## PROBLEM TO SOLVE
Tally every line in the data that has the word "JSON" and report only the total.

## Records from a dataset
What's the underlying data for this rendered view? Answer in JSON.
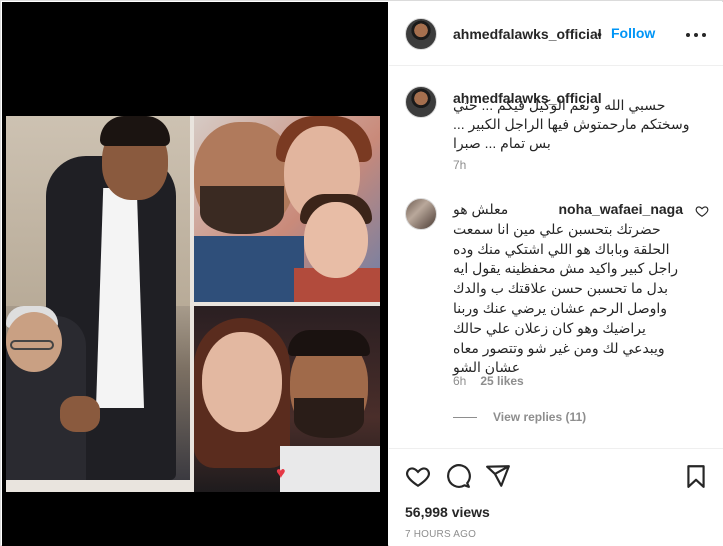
{
  "post": {
    "author": "ahmedfalawks_official",
    "follow_label": "Follow",
    "separator": "•"
  },
  "caption": {
    "username": "ahmedfalawks_official",
    "text": "حسبي الله و نعم الوكيل فيكم ... حتي وسختكم مارحمتوش فيها الراجل الكبير ... بس تمام ... صبرا",
    "time": "7h"
  },
  "comment": {
    "username": "noha_wafaei_naga",
    "text": "معلش هو حضرتك بتحسبن علي مين انا سمعت الحلقة وباباك هو اللي اشتكي منك وده راجل كبير واكيد مش محفظينه يقول ايه بدل ما تحسبن حسن علاقتك ب والدك واوصل الرحم عشان يرضي عنك وربنا يراضيك وهو كان زعلان علي حالك ويبدعي لك ومن غير شو وتتصور معاه عشان الشو",
    "time": "6h",
    "likes": "25 likes",
    "view_replies": "View replies (11)"
  },
  "stats": {
    "views": "56,998 views",
    "ago": "7 HOURS AGO"
  },
  "icons": {
    "more": "more-options-icon",
    "like": "heart-icon",
    "comment": "comment-icon",
    "share": "share-icon",
    "save": "bookmark-icon",
    "comment_like": "small-heart-icon"
  },
  "colors": {
    "accent": "#0095f6",
    "text": "#262626",
    "secondary": "#8e8e8e",
    "border": "#dbdbdb"
  }
}
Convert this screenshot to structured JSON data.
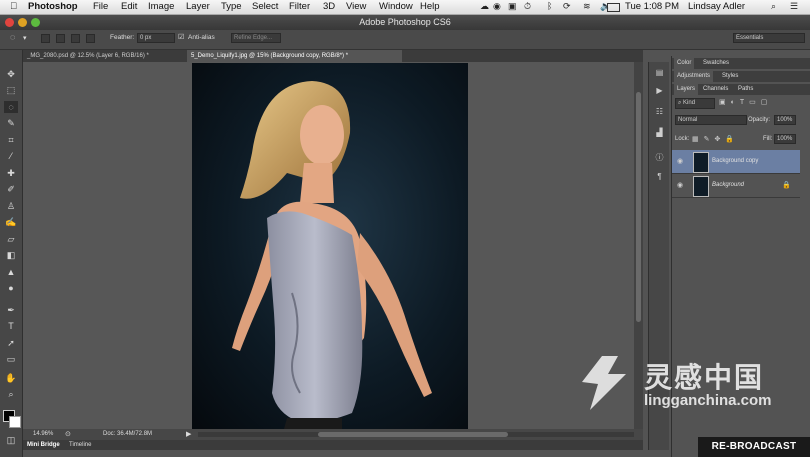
{
  "menubar": {
    "apple": "",
    "app": "Photoshop",
    "items": [
      "File",
      "Edit",
      "Image",
      "Layer",
      "Type",
      "Select",
      "Filter",
      "3D",
      "View",
      "Window",
      "Help"
    ],
    "clock": "Tue 1:08 PM",
    "user": "Lindsay Adler"
  },
  "window": {
    "title": "Adobe Photoshop CS6"
  },
  "options": {
    "feather_label": "Feather:",
    "feather_value": "0 px",
    "antialias_label": "Anti-alias",
    "refine_edge": "Refine Edge...",
    "workspace": "Essentials"
  },
  "doc_tabs": [
    {
      "label": "_MG_2080.psd @ 12.5% (Layer 6, RGB/16) *"
    },
    {
      "label": "5_Demo_Liquify1.jpg @ 15% (Background copy, RGB/8*) *"
    }
  ],
  "status": {
    "zoom": "14.96%",
    "doc": "Doc: 36.4M/72.8M"
  },
  "bottom_tabs": [
    "Mini Bridge",
    "Timeline"
  ],
  "panels": {
    "color_tabs": [
      "Color",
      "Swatches"
    ],
    "adj_tabs": [
      "Adjustments",
      "Styles"
    ],
    "layer_tabs": [
      "Layers",
      "Channels",
      "Paths"
    ],
    "kind": "Kind",
    "blend_mode": "Normal",
    "opacity_label": "Opacity:",
    "opacity_value": "100%",
    "lock_label": "Lock:",
    "fill_label": "Fill:",
    "fill_value": "100%",
    "layers": [
      {
        "name": "Background copy"
      },
      {
        "name": "Background"
      }
    ]
  },
  "overlay": {
    "broadcast": "RE-BROADCAST",
    "watermark_cn": "灵感中国",
    "watermark_url": "lingganchina.com"
  },
  "colors": {
    "accent_selected_layer": "#6b7fa3"
  }
}
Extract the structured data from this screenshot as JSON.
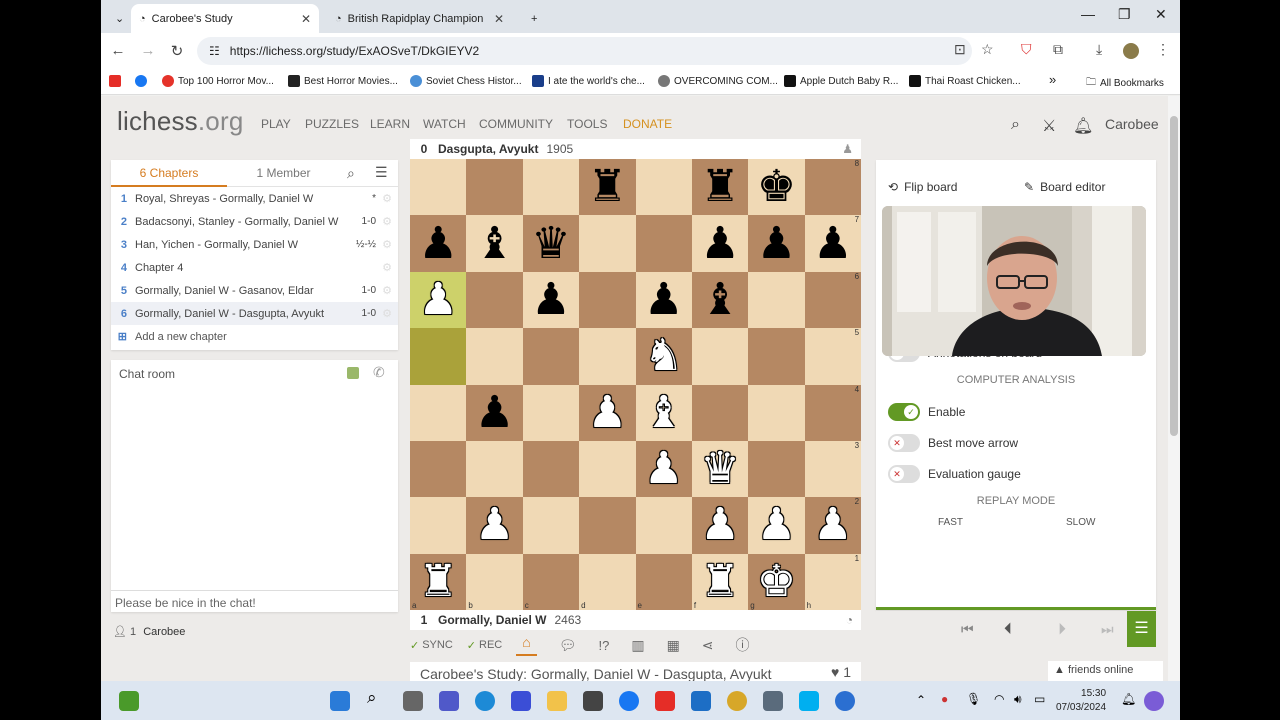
{
  "browser": {
    "tabs": [
      {
        "title": "Carobee's Study"
      },
      {
        "title": "British Rapidplay Championship"
      }
    ],
    "new_tab": "+",
    "url": "https://lichess.org/study/ExAOSveT/DkGIEYV2",
    "bookmarks": [
      {
        "label": "Top 100 Horror Mov...",
        "color": "#e5332a"
      },
      {
        "label": "Best Horror Movies...",
        "color": "#222"
      },
      {
        "label": "Soviet Chess Histor...",
        "color": "#4a8fd6"
      },
      {
        "label": "I ate the world's che...",
        "color": "#1a3e8a"
      },
      {
        "label": "OVERCOMING COM...",
        "color": "#666"
      },
      {
        "label": "Apple Dutch Baby R...",
        "color": "#111"
      },
      {
        "label": "Thai Roast Chicken...",
        "color": "#111"
      }
    ],
    "all_bookmarks": "All Bookmarks",
    "more_bookmarks": "»"
  },
  "site": {
    "logo_main": "lichess",
    "logo_suffix": ".org",
    "nav": [
      "PLAY",
      "PUZZLES",
      "LEARN",
      "WATCH",
      "COMMUNITY",
      "TOOLS",
      "DONATE"
    ],
    "username": "Carobee"
  },
  "study": {
    "tab_chapters": "6 Chapters",
    "tab_members": "1 Member",
    "chapters": [
      {
        "num": "1",
        "name": "Royal, Shreyas - Gormally, Daniel W",
        "result": "*"
      },
      {
        "num": "2",
        "name": "Badacsonyi, Stanley - Gormally, Daniel W",
        "result": "1-0"
      },
      {
        "num": "3",
        "name": "Han, Yichen - Gormally, Daniel W",
        "result": "½-½"
      },
      {
        "num": "4",
        "name": "Chapter 4",
        "result": ""
      },
      {
        "num": "5",
        "name": "Gormally, Daniel W - Gasanov, Eldar",
        "result": "1-0"
      },
      {
        "num": "6",
        "name": "Gormally, Daniel W - Dasgupta, Avyukt",
        "result": "1-0"
      }
    ],
    "add_chapter": "Add a new chapter",
    "chat_title": "Chat room",
    "chat_placeholder": "Please be nice in the chat!",
    "members_count": "1",
    "member_name": "Carobee",
    "title": "Carobee's Study: Gormally, Daniel W - Dasgupta, Avyukt",
    "likes": "1"
  },
  "game": {
    "top_player": {
      "num": "0",
      "name": "Dasgupta, Avyukt",
      "rating": "1905"
    },
    "bottom_player": {
      "num": "1",
      "name": "Gormally, Daniel W",
      "rating": "2463"
    },
    "files": [
      "a",
      "b",
      "c",
      "d",
      "e",
      "f",
      "g",
      "h"
    ],
    "ranks": [
      "8",
      "7",
      "6",
      "5",
      "4",
      "3",
      "2",
      "1"
    ],
    "position": [
      "...r.rk.",
      "pbq..ppp",
      "P.p.pb..",
      "....N...",
      ".p.PB...",
      "....PQ..",
      ".P...PPP",
      "R....RK."
    ],
    "last_move": [
      "a6",
      "a5"
    ],
    "tools": {
      "sync": "SYNC",
      "rec": "REC"
    }
  },
  "analysis_panel": {
    "flip_board": "Flip board",
    "board_editor": "Board editor",
    "annotations_label": "Annotations on board",
    "computer_analysis": "COMPUTER ANALYSIS",
    "toggles": [
      {
        "label": "Enable",
        "on": true
      },
      {
        "label": "Best move arrow",
        "on": false
      },
      {
        "label": "Evaluation gauge",
        "on": false
      }
    ],
    "replay_mode": "REPLAY MODE",
    "fast": "FAST",
    "slow": "SLOW"
  },
  "friends": "friends online",
  "taskbar": {
    "time": "15:30",
    "date": "07/03/2024"
  }
}
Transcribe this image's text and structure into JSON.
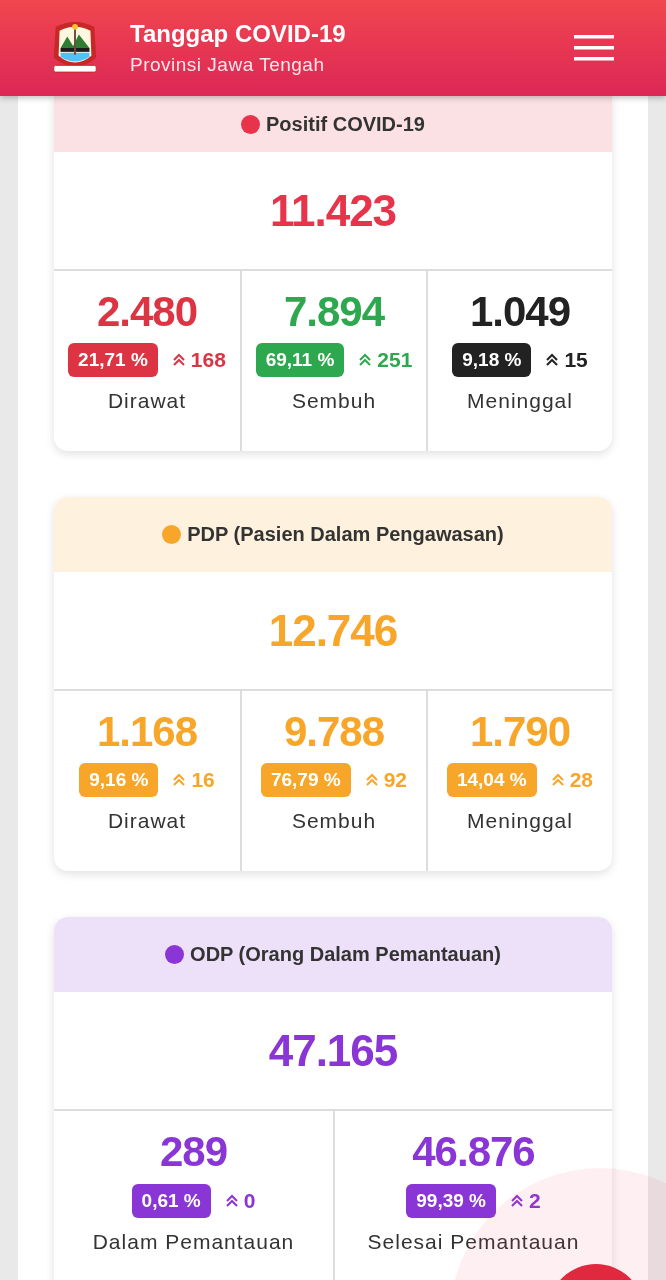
{
  "header": {
    "title": "Tanggap COVID-19",
    "subtitle": "Provinsi Jawa Tengah"
  },
  "sections": [
    {
      "title": "Positif COVID-19",
      "color": "#e8344b",
      "total": "11.423",
      "stats": [
        {
          "value": "2.480",
          "percent": "21,71 %",
          "increase": "168",
          "label": "Dirawat",
          "color": "#dd3444"
        },
        {
          "value": "7.894",
          "percent": "69,11 %",
          "increase": "251",
          "label": "Sembuh",
          "color": "#2ea84f"
        },
        {
          "value": "1.049",
          "percent": "9,18 %",
          "increase": "15",
          "label": "Meninggal",
          "color": "#222222"
        }
      ]
    },
    {
      "title": "PDP (Pasien Dalam Pengawasan)",
      "color": "#f8a62a",
      "total": "12.746",
      "stats": [
        {
          "value": "1.168",
          "percent": "9,16 %",
          "increase": "16",
          "label": "Dirawat",
          "color": "#f8a62a"
        },
        {
          "value": "9.788",
          "percent": "76,79 %",
          "increase": "92",
          "label": "Sembuh",
          "color": "#f8a62a"
        },
        {
          "value": "1.790",
          "percent": "14,04 %",
          "increase": "28",
          "label": "Meninggal",
          "color": "#f8a62a"
        }
      ]
    },
    {
      "title": "ODP (Orang Dalam Pemantauan)",
      "color": "#8a35d6",
      "total": "47.165",
      "stats": [
        {
          "value": "289",
          "percent": "0,61 %",
          "increase": "0",
          "label": "Dalam Pemantauan",
          "color": "#8a35d6"
        },
        {
          "value": "46.876",
          "percent": "99,39 %",
          "increase": "2",
          "label": "Selesai Pemantauan",
          "color": "#8a35d6"
        }
      ]
    }
  ]
}
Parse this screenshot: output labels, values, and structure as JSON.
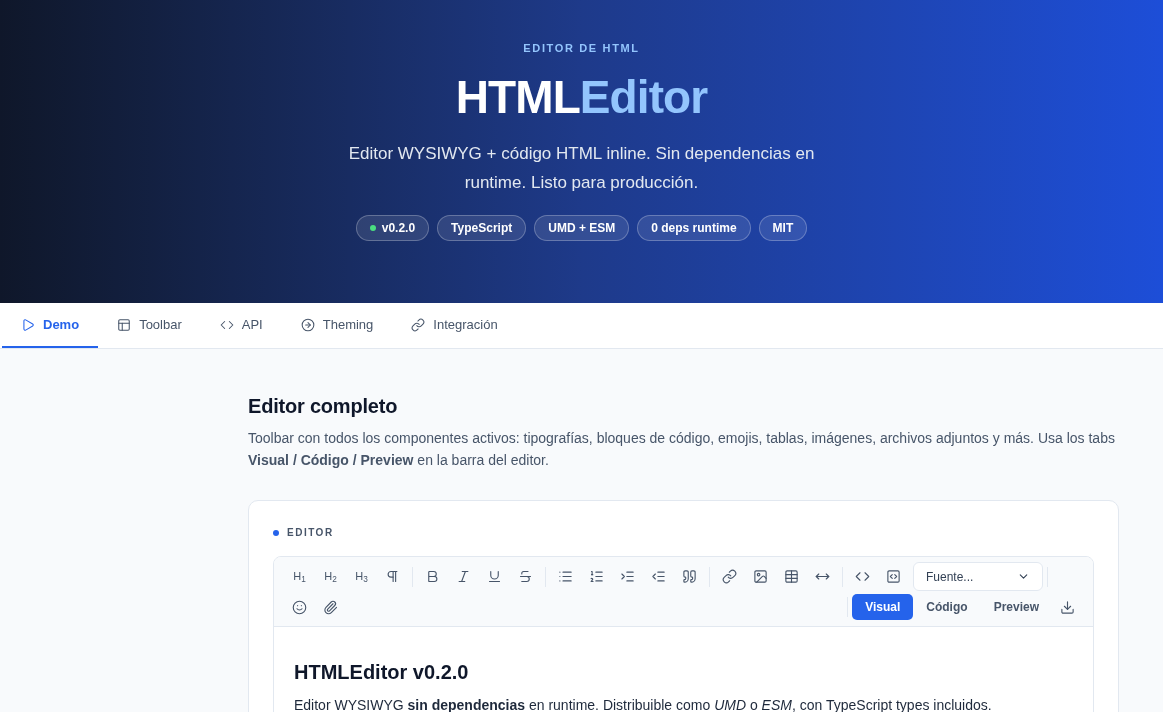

## OUTPUT BELOW
5